'Injury' still unclearPuzzling quarterback saga in puzzling Bomber season
By PAUL FRIESEN -- Winnipeg Sun
We begin today's column with a twist to the old tree-falls-in-a-forest question: if a CFL quarterback is injured, but nobody is around to hear about it, how badly is he hurt?
We ask this on the heels of a bizarre saga that's unfolded at Winnipeg Blue Bomber camp this week.
It actually began after Thursday's loss to Montreal, in which starter Khari Jones was pulled for the fourth time this season.
Word filtered out Jones had been hurt in the first half, and on the weekend head coach Jim Daley said doctors found tendinitis in his throwing shoulder.
When the players reported for work this week, there was obviously something wrong, because Jones wasn't throwing. However, he was coy about what was wrong, not ready to confirm the diagnosis.
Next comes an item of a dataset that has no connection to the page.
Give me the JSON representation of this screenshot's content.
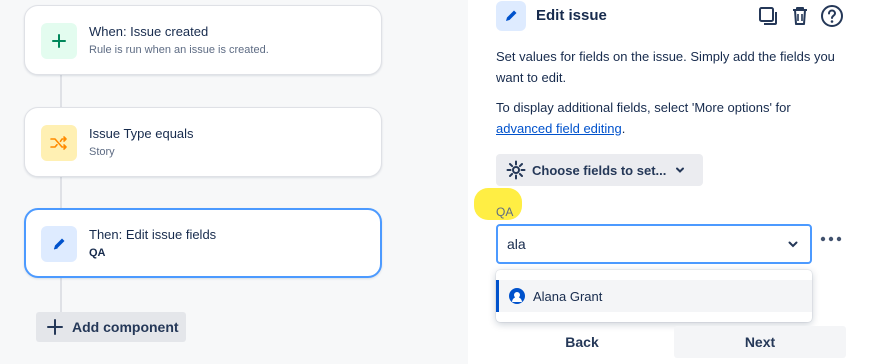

Yesterday, Jones said he still wasn't sure.
"It probably is, but it may not be," Jones said. "I'm trying to figure out what it is as much as everybody else."
Jones says doctors raised a couple of other possibilities, but he didn't want to get into them. Apparently, they weren't good.
"Hopefully (tendinitis) is all it is," Jones said. "And if it's not, we'll address that when it comes."
OK, so what Jones has is a suspected case of tendinitis.
Here's the real puzzling part, though: Jones also says his shoulder has been bothering him for a while -- as far back as the third or fourth week of the season.
Now, am I the only one wondering why in blazes it took so long for this little tidbit to surface?
You've got an offence that's struggled all season, a quarterback who looks nothing like the 2001 CFL most outstanding player, and for weeks nobody knows he's playing hurt?
"Since Friday," was Daley's response to a question about how long he's known.
Shouldn't the team paying its quarterback some $325,000 this season have a better handle on its investment?
"I talked to him a couple of weeks back... because he didn't look like he had the zip on the ball I'd been accustomed to seeing him play with," Daley said. "But he, at that point, didn't think he (was hurt) -- just the usual fatigue and bumps and bruises. Nor did our training staff.
"The earlier it would have surfaced and been clarified, the better."
But Daley says he's not surprised, because players often play through injuries without realizing how serious they are.
And here I am, wondering if the Bombers, in danger of missing the playoffs with a miserable 3-7 record, might have frittered away a win or two because they didn't realize their quarterback was hurt.
"That's just speculation," Daley said. "So you can't spend your time worrying about it."
The way I see it, one of two things should have happened here.
Jones should have gone to the team's medical staff sooner, or the Bombers should have had him checked out earlier.
Jones says he brought it up after three or four weeks, but things improved.
"I try to block it out and play through it," Jones said. "But yeah, there's certain throws I don't feel like I can make, or that don't go where I want them to go. That could be a cause, I don't know.
"I've had shoulder stuff before, and I've had other stuff before. I've been able to play through all of them and play effectively. I don't think that's an excuse for why we haven't been winning."
It's hard to fault a player for trying to play through an injury. And to Jones' credit, he's never used one as an excuse.
But why the Bombers waited this long to get a diagnosis, and why they're so eager to call it tendinitis, is just one more puzzling item in a puzzling season.
I'll tell you one thing: It's sure a convenient way to begin using Kevin Glenn.